The skin around the eyes is fine and much more delicate than any other skin on the body. It’s thinner, in order to allow the eye to move easily and quickly. This is a good thing, but it also comes with its own set of considerations. Because the eye moves constantly – even in sleep – this skin gets a workout. Many people suffer from dark circles, dryness, wrinkling, puffiness or loose skin around the eye area. The eyes are the window to the soul, and also to the health of the body. Life – all of it - even breathing - produces toxins for the body to eliminate
These toxins occur from lack of sleep, a poor diet, environmental toxins and emotional stress. The effects are clearly seen in the face, and especially around the eyes. Have you ever seen that extra glass of wine, or that lost hour of sleep, or that night on the computer – show up under your eyes? So, what can be done?
The trick is to reduce your toxic load. Besides improving sleep patterns, avoiding alcohol, eating right and dealing with stress in a healthy fashion (like exercise), you can also help the body to gently detox by nourishing, toning and tapping. Stimulating the tiny muscles around the eyes will help tone and improve the appearance around the eye area. The lymphatic system and the sinus system in the face benefit from nourishing products containing detoxifying and supportive ingredients to help the body recover and renew. Gently tapping or applying light massage from the outside corner of the eye in towards the tear ducts will assist the body in detoxing and reducing puffiness. You can actually feel the drainage through the sinus system.
Dark circles can mean a lack of iron (anemia), be a symptom of allergies or can be inherited. People of Asian or African descent can sometimes have heavier pigmentation around the eye area. Skin brighteners, or natural ingredients that have an enzyme called Tyrosinase – will slow and block the formation of pigment in age spots or dark areas on the skin. Ingredients that brighten and lighten are fermented ingredients, acids such as Kojic acid (found in fermented rice), Citric acid (found in citrus fruits), or herbs like horseradish, licorice root and uva ursi.

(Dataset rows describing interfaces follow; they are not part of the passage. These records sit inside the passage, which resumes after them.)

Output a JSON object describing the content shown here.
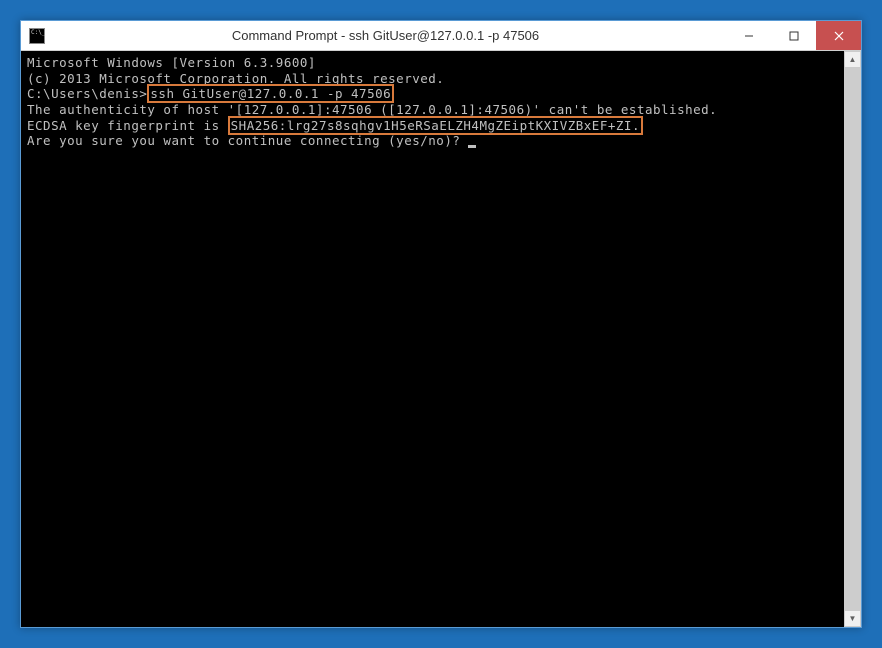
{
  "window": {
    "title": "Command Prompt - ssh  GitUser@127.0.0.1 -p 47506"
  },
  "console": {
    "line1": "Microsoft Windows [Version 6.3.9600]",
    "line2": "(c) 2013 Microsoft Corporation. All rights reserved.",
    "blank1": "",
    "prompt_prefix": "C:\\Users\\denis>",
    "highlighted_cmd": "ssh GitUser@127.0.0.1 -p 47506",
    "auth_line": "The authenticity of host '[127.0.0.1]:47506 ([127.0.0.1]:47506)' can't be established.",
    "fingerprint_prefix": "ECDSA key fingerprint is ",
    "highlighted_fingerprint": "SHA256:lrg27s8sqhgv1H5eRSaELZH4MgZEiptKXIVZBxEF+ZI.",
    "confirm_line": "Are you sure you want to continue connecting (yes/no)? "
  }
}
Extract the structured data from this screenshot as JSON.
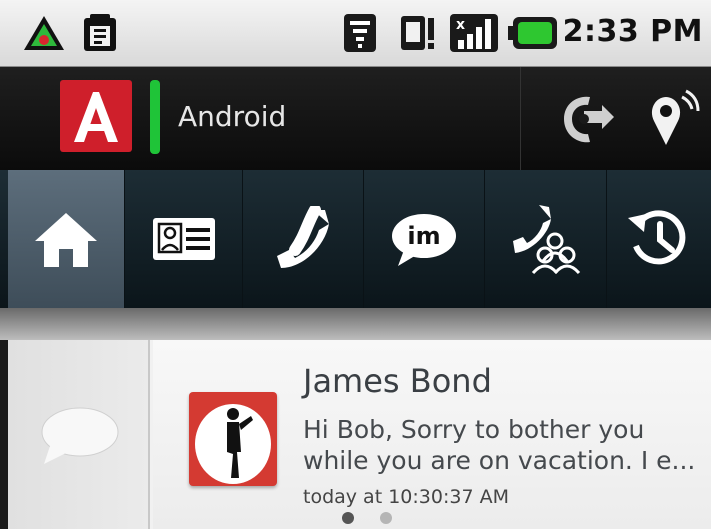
{
  "status_bar": {
    "time": "2:33 PM",
    "icons": [
      "app-notification-icon",
      "clipboard-icon",
      "wifi-icon",
      "sim-card-icon",
      "signal-icon",
      "battery-icon"
    ]
  },
  "header": {
    "app_logo_letter": "A",
    "presence_color": "#1fc438",
    "title": "Android",
    "action_icons": [
      "call-forward-icon",
      "location-icon"
    ]
  },
  "tabs": [
    {
      "name": "home",
      "icon": "home-icon",
      "active": true
    },
    {
      "name": "contacts",
      "icon": "contact-card-icon",
      "active": false
    },
    {
      "name": "phone",
      "icon": "phone-icon",
      "active": false
    },
    {
      "name": "im",
      "icon": "im-icon",
      "label": "im",
      "active": false
    },
    {
      "name": "conference",
      "icon": "conference-call-icon",
      "active": false
    },
    {
      "name": "history",
      "icon": "history-icon",
      "active": false
    }
  ],
  "notification": {
    "icon": "speech-bubble-icon",
    "sender": "James Bond",
    "message": "Hi Bob, Sorry to bother you while you are on vacation. I e...",
    "timestamp": "today at 10:30:37 AM",
    "page_count": 2,
    "current_page": 1
  },
  "colors": {
    "accent_red": "#cf1f2b",
    "active_tab": "#4f606d"
  }
}
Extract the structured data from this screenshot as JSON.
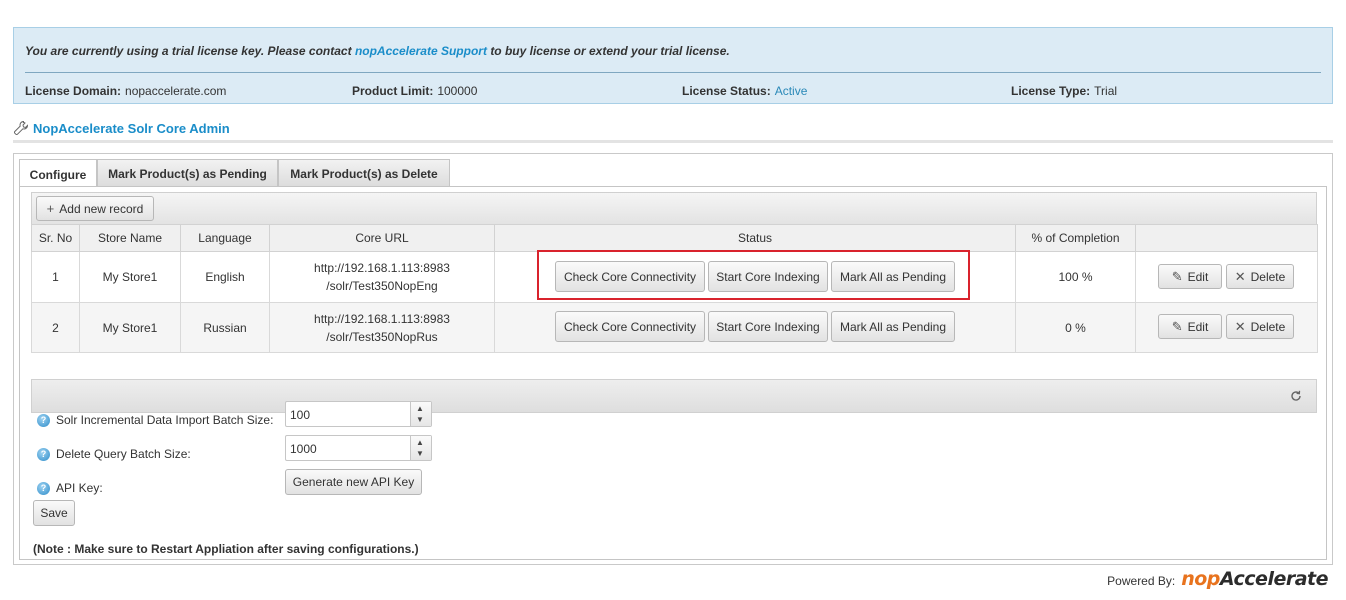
{
  "license": {
    "message_prefix": "You are currently using a trial license key. Please contact",
    "support_link": "nopAccelerate Support",
    "message_suffix": "to buy license or extend your trial license.",
    "domain_label": "License Domain:",
    "domain_value": "nopaccelerate.com",
    "product_limit_label": "Product Limit:",
    "product_limit_value": "100000",
    "status_label": "License Status:",
    "status_value": "Active",
    "type_label": "License Type:",
    "type_value": "Trial"
  },
  "page_title": "NopAccelerate Solr Core Admin",
  "tabs": [
    {
      "label": "Configure",
      "active": true
    },
    {
      "label": "Mark Product(s) as Pending",
      "active": false
    },
    {
      "label": "Mark Product(s) as Delete",
      "active": false
    }
  ],
  "toolbar": {
    "add_label": "Add new record"
  },
  "grid": {
    "columns": [
      "Sr. No",
      "Store Name",
      "Language",
      "Core URL",
      "Status",
      "% of Completion",
      ""
    ],
    "actions": {
      "check": "Check Core Connectivity",
      "start": "Start Core Indexing",
      "mark": "Mark All as Pending",
      "edit": "Edit",
      "delete": "Delete"
    },
    "rows": [
      {
        "sr": "1",
        "store": "My Store1",
        "language": "English",
        "url_line1": "http://192.168.1.113:8983",
        "url_line2": "/solr/Test350NopEng",
        "completion": "100 %"
      },
      {
        "sr": "2",
        "store": "My Store1",
        "language": "Russian",
        "url_line1": "http://192.168.1.113:8983",
        "url_line2": "/solr/Test350NopRus",
        "completion": "0 %"
      }
    ]
  },
  "config": {
    "batch_size_label": "Solr Incremental Data Import Batch Size:",
    "batch_size_value": "100",
    "delete_batch_label": "Delete Query Batch Size:",
    "delete_batch_value": "1000",
    "api_key_label": "API Key:",
    "generate_label": "Generate new API Key",
    "save_label": "Save",
    "note": "(Note : Make sure to Restart Appliation after saving configurations.)"
  },
  "footer": {
    "powered_by": "Powered By:",
    "logo_prefix": "nop",
    "logo_suffix": "Accelerate"
  },
  "colors": {
    "accent": "#1a8dc9",
    "banner_bg": "#dcebf5",
    "highlight": "#d9232d",
    "logo_orange": "#e8731e"
  }
}
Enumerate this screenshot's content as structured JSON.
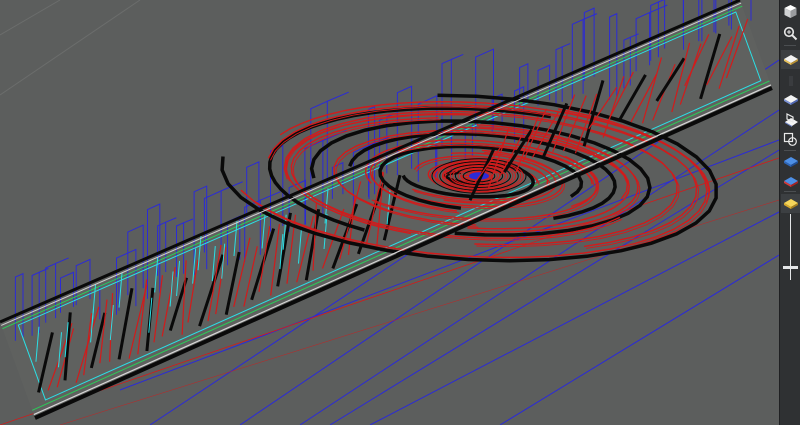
{
  "viewport": {
    "name": "3d-wireframe-viewport",
    "colors": {
      "background": "#5c5e5d",
      "outline": "#0a0a0a",
      "toolpath_primary": "#d21b1b",
      "stock_boundary": "#2b2bd6",
      "profile": "#2be0e6",
      "floor": "#2bcc58"
    }
  },
  "toolbar": {
    "buttons": [
      {
        "name": "view-cube-icon",
        "selected": false
      },
      {
        "name": "zoom-icon",
        "selected": false
      },
      {
        "name": "plane-yellow-icon",
        "selected": true
      },
      {
        "name": "plane-blue-icon",
        "selected": false
      },
      {
        "name": "section-view-icon",
        "selected": false
      },
      {
        "name": "stock-toggle-icon",
        "selected": false
      },
      {
        "name": "layer-blue-icon",
        "selected": false
      },
      {
        "name": "layer-red-icon",
        "selected": false
      },
      {
        "name": "layer-yellow-icon",
        "selected": true
      }
    ],
    "zoom_level": 0.85
  }
}
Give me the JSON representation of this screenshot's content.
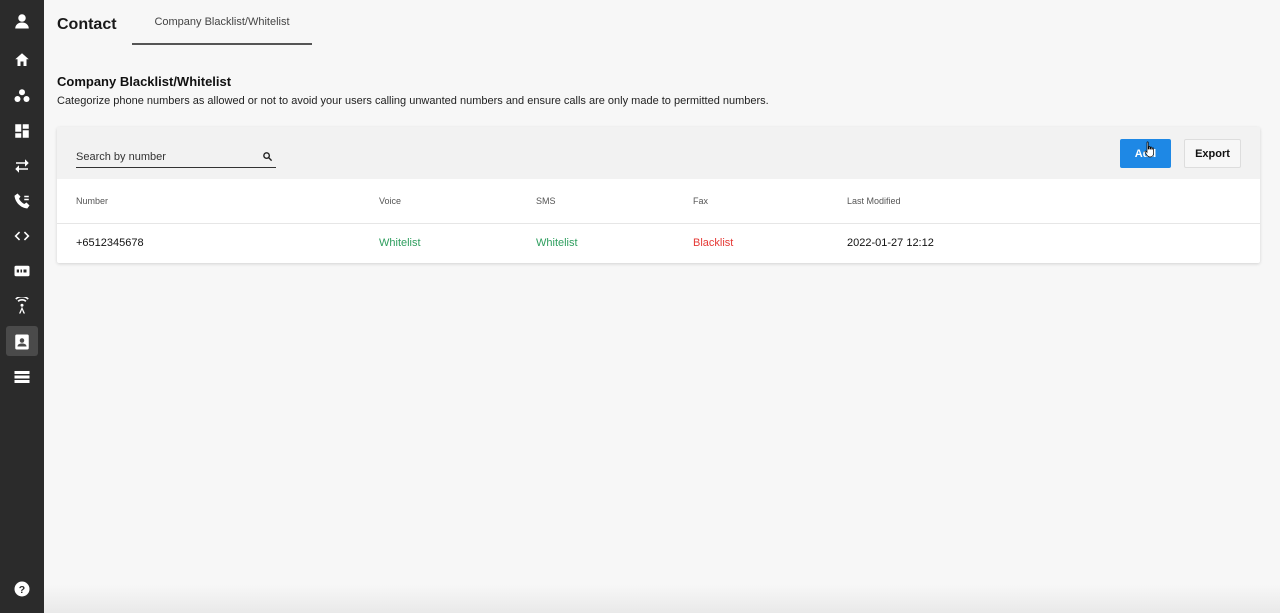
{
  "header": {
    "title": "Contact",
    "tab_label": "Company Blacklist/Whitelist"
  },
  "section": {
    "title": "Company Blacklist/Whitelist",
    "description": "Categorize phone numbers as allowed or not to avoid your users calling unwanted numbers and ensure calls are only made to permitted numbers."
  },
  "toolbar": {
    "search_placeholder": "Search by number",
    "add_label": "Add",
    "export_label": "Export"
  },
  "table": {
    "columns": [
      "Number",
      "Voice",
      "SMS",
      "Fax",
      "Last Modified"
    ],
    "rows": [
      {
        "number": "+6512345678",
        "voice": "Whitelist",
        "sms": "Whitelist",
        "fax": "Blacklist",
        "last_modified": "2022-01-27 12:12"
      }
    ]
  },
  "sidebar": {
    "icons": [
      "user-avatar-icon",
      "home-icon",
      "groups-icon",
      "dashboard-icon",
      "transfer-icon",
      "call-flow-icon",
      "code-icon",
      "sip-icon",
      "broadcast-icon",
      "contact-card-icon",
      "list-icon",
      "help-icon"
    ],
    "active": "contact-card-icon"
  },
  "colors": {
    "accent": "#1e88e5",
    "whitelist": "#2e9e5e",
    "blacklist": "#e53935",
    "sidebar": "#2b2b2b"
  }
}
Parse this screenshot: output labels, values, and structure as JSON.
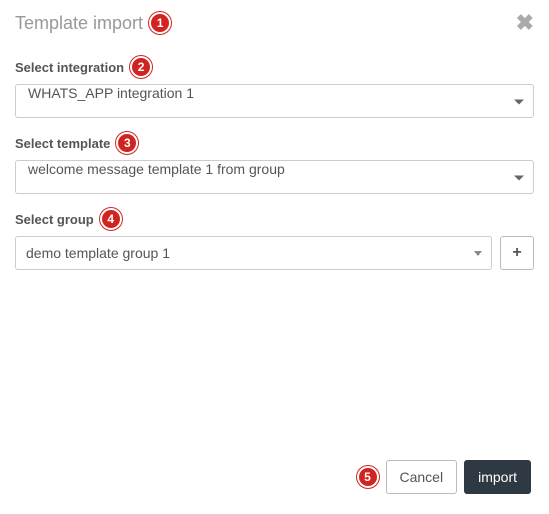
{
  "modal": {
    "title": "Template import",
    "badge": "1"
  },
  "fields": {
    "integration": {
      "label": "Select integration",
      "badge": "2",
      "value": "WHATS_APP integration 1"
    },
    "template": {
      "label": "Select template",
      "badge": "3",
      "value": "welcome message template 1 from group"
    },
    "group": {
      "label": "Select group",
      "badge": "4",
      "value": "demo template group 1"
    }
  },
  "footer": {
    "badge": "5",
    "cancel": "Cancel",
    "import": "import"
  },
  "icons": {
    "close": "✖",
    "plus": "+"
  }
}
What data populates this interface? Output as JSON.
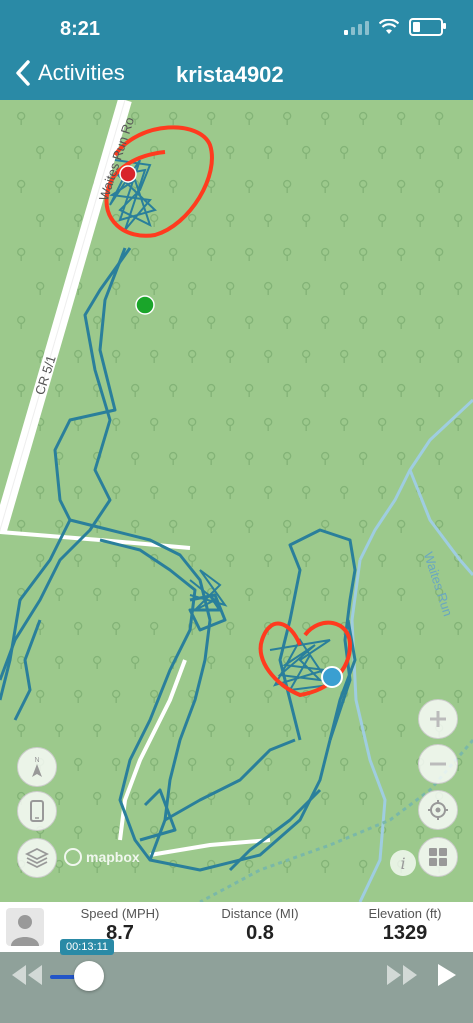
{
  "status_bar": {
    "time": "8:21"
  },
  "header": {
    "back_label": "Activities",
    "title": "krista4902"
  },
  "map": {
    "road_labels": [
      "Waites Run Ro",
      "CR 5/1",
      "Waites Run"
    ],
    "attribution": "mapbox",
    "controls": [
      "zoom-in",
      "zoom-out",
      "locate",
      "layers-grid",
      "compass",
      "phone",
      "layers-stack",
      "info"
    ]
  },
  "stats": {
    "speed": {
      "label": "Speed (MPH)",
      "value": "8.7"
    },
    "distance": {
      "label": "Distance (MI)",
      "value": "0.8"
    },
    "elevation": {
      "label": "Elevation (ft)",
      "value": "1329"
    }
  },
  "player": {
    "elapsed": "00:13:11",
    "progress": 0.04
  },
  "colors": {
    "header": "#2a8aa6",
    "map_bg": "#9cc98c",
    "track": "#2a7f9b",
    "annotation": "#ff3b1f",
    "start_marker": "#1aa52a",
    "end_marker": "#d8242a"
  }
}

Puffiness is an accumulation of water – the body sends in the troops to deal with distress. If you are tired or hungover, eating salty or fast foods, or simply dealing with a difficult situation – the water arrives. The cucumber rings and tea bags you often see in spa ads are wonderful soothing solutions. They are astringent and diuretic – they tone the skin and help remove excess water. Ironically, drinking water is also a solution. It helps to flush the toxic buildup and reduce puffiness. As we age, fat can accumulate around the eye to store toxins, so it becomes more important than ever to reduce your toxic load daily.
Last, but definitely not least, is the power of gravity. Gravity pulls things down towards the earth, and the cumulative effects of gravity on the body is a natural part of living and getting older. When it comes to the eyes and gravity - the fine skin around the eye can’t do the heavy lifting. The last thing we want to do to our eyes is to load them down with heavy, thick eye creams. It is easy to get drawn in with the latest chemical actives and rich oils and butters, but using these products can actually worsen the appearance of the eye area.
In fact, one of the easiest ways to diminish gravity’s effect on the skin is to get upside down - yoga, inversions and non-weight bearing activities might actually improve the tone of the skin around the eyes (plus it’s fun!).
To bring things into focus: look for an eye serum with natural, food-grade ingredients in a light, absorbable formulation that tones and lightly firms. Seaweeds, aloe vera, astringent herbs like Spilanthes - all offer gentle toning and tightening qualities. Avoid chemicals or synthetic cosmeceutical actives; they add to your body’s overall toxic load. To assist the body to drain toxins around the eyes, a small amount of Moringa Oil or organic cold-pressed castor oil will stimulate your lymphatic system to do its job. Skin brighteners like sake kasu and licorice root will brighten and lighten.
If you work at a computer, give your eyes a 30 second break for every hour of work. At night, ease into a restful slumber by turning off bright lights and using candles or low lighting to ramp up melatonin production. Sip some clean fresh water before turning in for the evening and read a book instead of looking at a screen. Your eyes and brain will thank you for it!
Art + Nature = Beauty
Karen Van Dyck